1) Talk In Terms of Texture, Aroma and Appearance. Many times, kids may not simply reject foods because they taste bad, but because of texture, smell, and the way a food looks. Even if your kids can’t quite yet verbally elucidate in adult-level terms why they’re not crazy about the food that’s put in front of them, you can get a general idea of things by asking:
- “On a scale of 1 to 5 stars, 1 being the worst and 5 being the best, how do you rate the texture/aroma/appearance of (name food here)?” A rating system that mimics our “four-star restaurant” concept allows a child with limited vocabulary to let you know what they think. If they have an initial negative reaction, have them try just one more bite, then proceed with the next question:
- “After two bites, how do you rate the the texture/aroma/appearance?” If you still get a similar negative reaction, then try again later.
2) Keep Reintroducing the Food. It’s been documented that it might take as many as eight repeated introductions to a food before a child is willing to try it. After all, they’re exploring their world, and abrupt change of any kind tends to feel threatening. Remember, there are adults that feel threatened by abrupt change as well, so imagine how a child feels with this emotion running through their minds, especially concerning adults placing unfamiliar foods on their plate. Yes, you want them to try what you’ve fixed, but if it’s something completely new, and they weren’t involved in the choice, and it smells strange to them, they just might take issue with the situation while at the dinner table. So continued reintroduction may help to break down the barriers.
3) Get Kids Involved. One of the most hailed ways to get your kids to try something new and reduce chances of them becoming fussy about something, is to have your child pick something out at the grocery store. And if you want them to follow your example and eat in a healthful manner, stay at the perimeter of the store. All the frozen and sweet goodies tend to be towards the middle. So if you’re planning on preparing a milder version of Pad Thai, for instance, have your child grab at least one ingredient and help you put the produce or noodles in the cart. This gives your child a feeling of “I’m helping Mommy and Daddy decide what to eat” and so they’re more likely to give that Pad Thai a try.
4) Recognize That Your Child Has Different Taste Bud Sensitivities. It’s been well-documented that children have more receptors for particular foods, both in their sense of smell as well as taste, and they may not grow out of a particular dislike. For instance, many children don’t like tomatoes, except in certain foods (like pasta sauce and pizza), and they smell and taste them in their raw form and they about gag. Some are so sensitive to the flavor and smell of raw tomatoes that they don’t even like salsa. Again, this might continue into adulthood, so taking this dislike personally is not really advisable.
Some kids don’t even like meat.
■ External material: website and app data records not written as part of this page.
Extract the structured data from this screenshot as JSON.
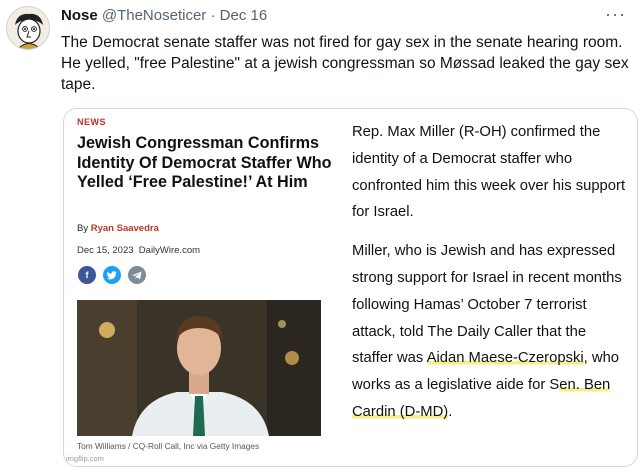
{
  "tweet": {
    "display_name": "Nose",
    "handle": "@TheNoseticer",
    "separator": "·",
    "date": "Dec 16",
    "more_label": "···",
    "text": "The Democrat senate staffer was not fired for gay sex in the senate hearing room. He yelled, \"free Palestine\" at a jewish congressman so Møssad leaked the gay sex tape."
  },
  "article": {
    "label": "NEWS",
    "headline": "Jewish Congressman Confirms Identity Of Democrat Staffer Who Yelled ‘Free Palestine!’ At Him",
    "by_prefix": "By",
    "author": "Ryan Saavedra",
    "date": "Dec 15, 2023",
    "source": "DailyWire.com",
    "share_icons": [
      "facebook-icon",
      "twitter-icon",
      "telegram-icon"
    ],
    "photo_caption": "Tom Williams / CQ-Roll Call, Inc via Getty Images",
    "watermark": "imgflip.com",
    "body_p1": "Rep. Max Miller (R-OH) confirmed the identity of a Democrat staffer who confronted him this week over his support for Israel.",
    "body_p2_a": "Miller, who is Jewish and has expressed strong support for Israel in recent months following Hamas’ October 7 terrorist attack, told The Daily Caller that the staffer was ",
    "body_p2_hl1": "Aidan Maese-Czeropski",
    "body_p2_b": ", who works as a legislative aide for S",
    "body_p2_hl2": "en. Ben Cardin (D-MD)",
    "body_p2_c": "."
  },
  "colors": {
    "accent_red": "#c4302b",
    "highlight": "#f5ef86",
    "muted": "#536471"
  }
}
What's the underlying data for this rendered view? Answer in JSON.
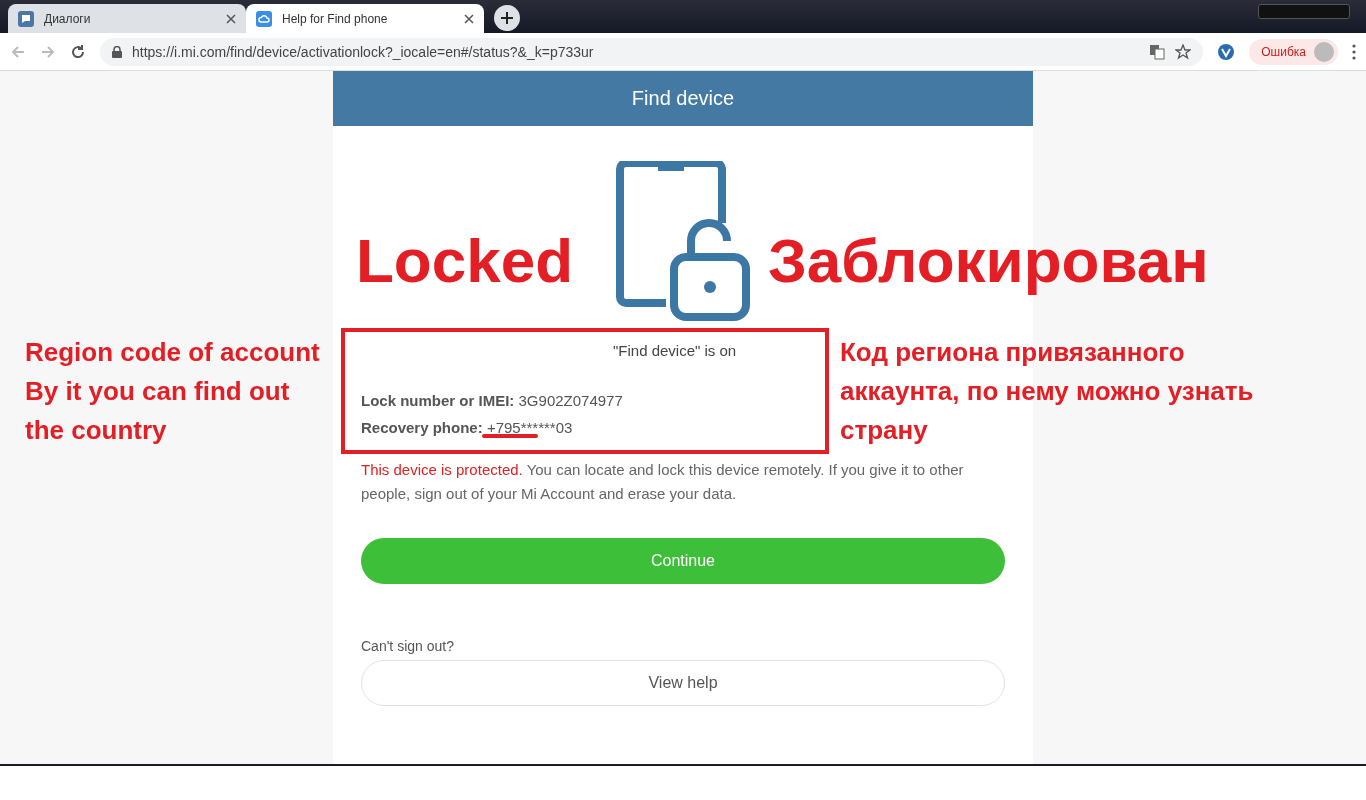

One child, for instance, preferred that his mother make beans for him, because he would throw up at the smell and taste of meat, particularly beef. Yes, this is rare, but it does happen, so if this happens to be your situation, paying attention to your child’s reactions and not taking them personally or worrying that they’re “not getting enough (insert nutrient here)” is a key factor in managing your child’s particular culinary choices.
If you research alternate sources of the nutrient you worry about your child getting (which is easier in the 21st century than it was even at the tail end of the 20th), and your child likes that alternate source, then it’s pretty safe to go by the adage of “do what works.”
Ultimately, it may not always be clear why your child is fussy about some foods now and then decides he or she likes them later, especially if your child is still quite small with a vocabulary that’s limited to words like “yucky!” and “yummy.” But just using the above four tips can get you on the road to navigating your child’s new-food loves and loathings.